Freeze, whose team was beaten 66-31 by No. 11 Texas in the only nonconference 50-pointer, doesn't expect offenses to hold the upper hand long in the SEC.

"I think it will trend that way a year or two and then come back the other way," the former Arkansas State offensive coordinator said. "These guys on the defensive side are going to find a way to bring it back down some — especially in this league. You still haven't seen the LSU's or Alabama's give up those kind of points ... I still say the national champion is going to be someone who is playing defense."

Indeed, Georgia is the SEC's only remaining national contender without a top-flight defense statistically.

The Bulldogs are, however, matching Texas A&M's league-best 48.2-point scoring average behind quarterback Aaron Murray and the top rusher in freshman tailback Todd Gurley. The fast-paced Aggies have had mixed early results in dealing with SEC defenses since joining the league.
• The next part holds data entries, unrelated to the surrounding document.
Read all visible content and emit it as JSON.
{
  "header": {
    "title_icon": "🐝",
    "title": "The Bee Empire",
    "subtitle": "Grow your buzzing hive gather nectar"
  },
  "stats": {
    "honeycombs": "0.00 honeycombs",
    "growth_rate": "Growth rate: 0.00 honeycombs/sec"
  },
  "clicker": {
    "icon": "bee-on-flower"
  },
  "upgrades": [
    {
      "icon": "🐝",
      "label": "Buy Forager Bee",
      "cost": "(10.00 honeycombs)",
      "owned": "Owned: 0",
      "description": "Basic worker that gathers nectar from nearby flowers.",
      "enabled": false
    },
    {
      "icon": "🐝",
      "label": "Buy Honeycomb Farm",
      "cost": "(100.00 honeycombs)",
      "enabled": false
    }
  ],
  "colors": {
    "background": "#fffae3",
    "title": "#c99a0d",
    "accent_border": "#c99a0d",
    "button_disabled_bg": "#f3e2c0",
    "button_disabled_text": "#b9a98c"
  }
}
They lost 20-17 to Florida in the season opener and exploded against the Razorbacks' 113th-rated scoring defense.

"We go on the field expecting to score every time we're out there," Texas A&M receiver Uzoma Nwachukwu said. "Every time we have a drive, we want to score a touchdown. We work in practice to do that. Every play we run we expect to get in the end zone. We think that we're a talented group. We think we can hang in there with anybody."

Whether the high-scoring games are good or bad depends on the perspective.

Florida offensive coordinator Brent Pease attributes it to factors like fast tempos wearing down defenses and big, explosive receivers. And he's thrilled.

"I love scoring," Pease said. "You've got to have players built around you, you've got to be in the system for a few years. I mean, it takes some time."

Gators head coach Will Muschamp, a former defensive coordinator, agrees with the causes and said coaches have to have defensive depth nowadays to deal with the faster pace.

As for last weekend, Muschamp said: "I'm glad we were off."


AP Sports Writers David Brandt, Kristie Rieken, Mark Long, Steve Margargee and Brett Martel contributed to this report.